* [Task prompt] Would you please copy each line below that includes the string "miniconda"?
##### Task input
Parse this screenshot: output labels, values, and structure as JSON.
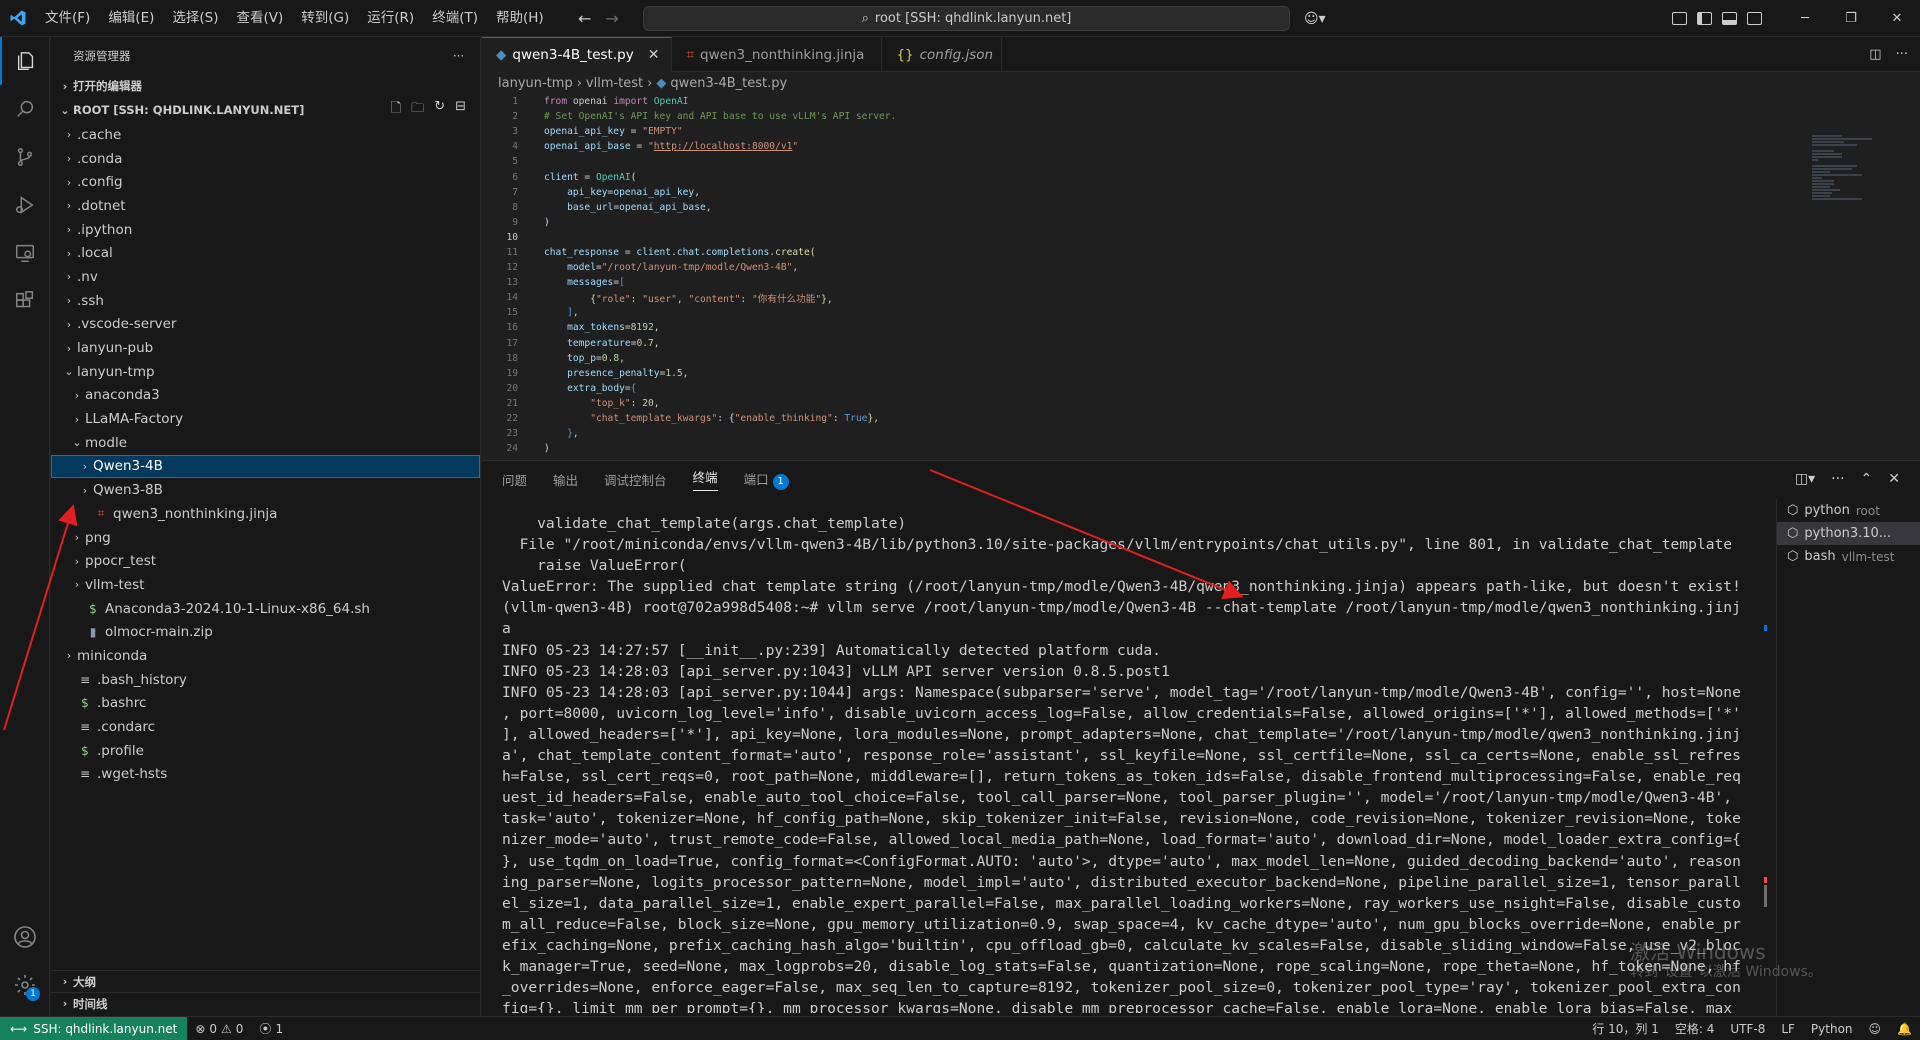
{
  "titlebar": {
    "menu": [
      "文件(F)",
      "编辑(E)",
      "选择(S)",
      "查看(V)",
      "转到(G)",
      "运行(R)",
      "终端(T)",
      "帮助(H)"
    ],
    "command_center": "root [SSH: qhdlink.lanyun.net]"
  },
  "sidebar": {
    "title": "资源管理器",
    "open_editors": "打开的编辑器",
    "root": "ROOT [SSH: QHDLINK.LANYUN.NET]",
    "items": [
      {
        "label": ".cache",
        "depth": 0,
        "type": "folder",
        "expanded": false
      },
      {
        "label": ".conda",
        "depth": 0,
        "type": "folder",
        "expanded": false
      },
      {
        "label": ".config",
        "depth": 0,
        "type": "folder",
        "expanded": false
      },
      {
        "label": ".dotnet",
        "depth": 0,
        "type": "folder",
        "expanded": false
      },
      {
        "label": ".ipython",
        "depth": 0,
        "type": "folder",
        "expanded": false
      },
      {
        "label": ".local",
        "depth": 0,
        "type": "folder",
        "expanded": false
      },
      {
        "label": ".nv",
        "depth": 0,
        "type": "folder",
        "expanded": false
      },
      {
        "label": ".ssh",
        "depth": 0,
        "type": "folder",
        "expanded": false
      },
      {
        "label": ".vscode-server",
        "depth": 0,
        "type": "folder",
        "expanded": false
      },
      {
        "label": "lanyun-pub",
        "depth": 0,
        "type": "folder",
        "expanded": false
      },
      {
        "label": "lanyun-tmp",
        "depth": 0,
        "type": "folder",
        "expanded": true
      },
      {
        "label": "anaconda3",
        "depth": 1,
        "type": "folder",
        "expanded": false
      },
      {
        "label": "LLaMA-Factory",
        "depth": 1,
        "type": "folder",
        "expanded": false
      },
      {
        "label": "modle",
        "depth": 1,
        "type": "folder",
        "expanded": true
      },
      {
        "label": "Qwen3-4B",
        "depth": 2,
        "type": "folder",
        "expanded": false,
        "selected": true
      },
      {
        "label": "Qwen3-8B",
        "depth": 2,
        "type": "folder",
        "expanded": false
      },
      {
        "label": "qwen3_nonthinking.jinja",
        "depth": 2,
        "type": "jinja"
      },
      {
        "label": "png",
        "depth": 1,
        "type": "folder",
        "expanded": false
      },
      {
        "label": "ppocr_test",
        "depth": 1,
        "type": "folder",
        "expanded": false
      },
      {
        "label": "vllm-test",
        "depth": 1,
        "type": "folder",
        "expanded": false
      },
      {
        "label": "Anaconda3-2024.10-1-Linux-x86_64.sh",
        "depth": 1,
        "type": "sh"
      },
      {
        "label": "olmocr-main.zip",
        "depth": 1,
        "type": "zip"
      },
      {
        "label": "miniconda",
        "depth": 0,
        "type": "folder",
        "expanded": false
      },
      {
        "label": ".bash_history",
        "depth": 0,
        "type": "text"
      },
      {
        "label": ".bashrc",
        "depth": 0,
        "type": "sh"
      },
      {
        "label": ".condarc",
        "depth": 0,
        "type": "text"
      },
      {
        "label": ".profile",
        "depth": 0,
        "type": "sh"
      },
      {
        "label": ".wget-hsts",
        "depth": 0,
        "type": "text"
      }
    ],
    "outline": "大纲",
    "timeline": "时间线"
  },
  "editor": {
    "tabs": [
      {
        "label": "qwen3-4B_test.py",
        "icon": "python-icon",
        "active": true
      },
      {
        "label": "qwen3_nonthinking.jinja",
        "icon": "jinja-icon",
        "active": false
      },
      {
        "label": "config.json",
        "icon": "json-icon",
        "active": false
      }
    ],
    "breadcrumb": [
      "lanyun-tmp",
      "vllm-test",
      "qwen3-4B_test.py"
    ],
    "current_line": 10
  },
  "panel": {
    "tabs": [
      "问题",
      "输出",
      "调试控制台",
      "终端",
      "端口"
    ],
    "active_tab": "终端",
    "ports_count": "1",
    "terminal_lines": [
      "    validate_chat_template(args.chat_template)",
      "  File \"/root/miniconda/envs/vllm-qwen3-4B/lib/python3.10/site-packages/vllm/entrypoints/chat_utils.py\", line 801, in validate_chat_template",
      "    raise ValueError(",
      "ValueError: The supplied chat template string (/root/lanyun-tmp/modle/Qwen3-4B/qwen3_nonthinking.jinja) appears path-like, but doesn't exist!",
      "(vllm-qwen3-4B) root@702a998d5408:~# vllm serve /root/lanyun-tmp/modle/Qwen3-4B --chat-template /root/lanyun-tmp/modle/qwen3_nonthinking.jinj",
      "a",
      "INFO 05-23 14:27:57 [__init__.py:239] Automatically detected platform cuda.",
      "INFO 05-23 14:28:03 [api_server.py:1043] vLLM API server version 0.8.5.post1",
      "INFO 05-23 14:28:03 [api_server.py:1044] args: Namespace(subparser='serve', model_tag='/root/lanyun-tmp/modle/Qwen3-4B', config='', host=None",
      ", port=8000, uvicorn_log_level='info', disable_uvicorn_access_log=False, allow_credentials=False, allowed_origins=['*'], allowed_methods=['*'",
      "], allowed_headers=['*'], api_key=None, lora_modules=None, prompt_adapters=None, chat_template='/root/lanyun-tmp/modle/qwen3_nonthinking.jinj",
      "a', chat_template_content_format='auto', response_role='assistant', ssl_keyfile=None, ssl_certfile=None, ssl_ca_certs=None, enable_ssl_refres",
      "h=False, ssl_cert_reqs=0, root_path=None, middleware=[], return_tokens_as_token_ids=False, disable_frontend_multiprocessing=False, enable_req",
      "uest_id_headers=False, enable_auto_tool_choice=False, tool_call_parser=None, tool_parser_plugin='', model='/root/lanyun-tmp/modle/Qwen3-4B',",
      "task='auto', tokenizer=None, hf_config_path=None, skip_tokenizer_init=False, revision=None, code_revision=None, tokenizer_revision=None, toke",
      "nizer_mode='auto', trust_remote_code=False, allowed_local_media_path=None, load_format='auto', download_dir=None, model_loader_extra_config={",
      "}, use_tqdm_on_load=True, config_format=<ConfigFormat.AUTO: 'auto'>, dtype='auto', max_model_len=None, guided_decoding_backend='auto', reason",
      "ing_parser=None, logits_processor_pattern=None, model_impl='auto', distributed_executor_backend=None, pipeline_parallel_size=1, tensor_parall",
      "el_size=1, data_parallel_size=1, enable_expert_parallel=False, max_parallel_loading_workers=None, ray_workers_use_nsight=False, disable_custo",
      "m_all_reduce=False, block_size=None, gpu_memory_utilization=0.9, swap_space=4, kv_cache_dtype='auto', num_gpu_blocks_override=None, enable_pr",
      "efix_caching=None, prefix_caching_hash_algo='builtin', cpu_offload_gb=0, calculate_kv_scales=False, disable_sliding_window=False, use_v2_bloc",
      "k_manager=True, seed=None, max_logprobs=20, disable_log_stats=False, quantization=None, rope_scaling=None, rope_theta=None, hf_token=None, hf",
      "_overrides=None, enforce_eager=False, max_seq_len_to_capture=8192, tokenizer_pool_size=0, tokenizer_pool_type='ray', tokenizer_pool_extra_con",
      "fig={}, limit_mm_per_prompt={}, mm_processor_kwargs=None, disable_mm_preprocessor_cache=False, enable_lora=None, enable_lora_bias=False, max_"
    ],
    "terminals": [
      {
        "name": "python",
        "sub": "root",
        "active": false
      },
      {
        "name": "python3.10...",
        "sub": "",
        "active": true
      },
      {
        "name": "bash",
        "sub": "vllm-test",
        "active": false
      }
    ]
  },
  "watermark": {
    "line1": "激活 Windows",
    "line2": "转到\"设置\"以激活 Windows。"
  },
  "statusbar": {
    "remote": "SSH: qhdlink.lanyun.net",
    "errors": "0",
    "warnings": "0",
    "ports": "1",
    "position": "行 10，列 1",
    "spaces": "空格: 4",
    "encoding": "UTF-8",
    "eol": "LF",
    "language": "Python"
  }
}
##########
* [Your solution]
        "label": "miniconda",
      "  File \"/root/miniconda/envs/vllm-qwen3-4B/lib/python3.10/site-packages/vllm/entrypoints/chat_utils.py\", line 801, in validate_chat_template",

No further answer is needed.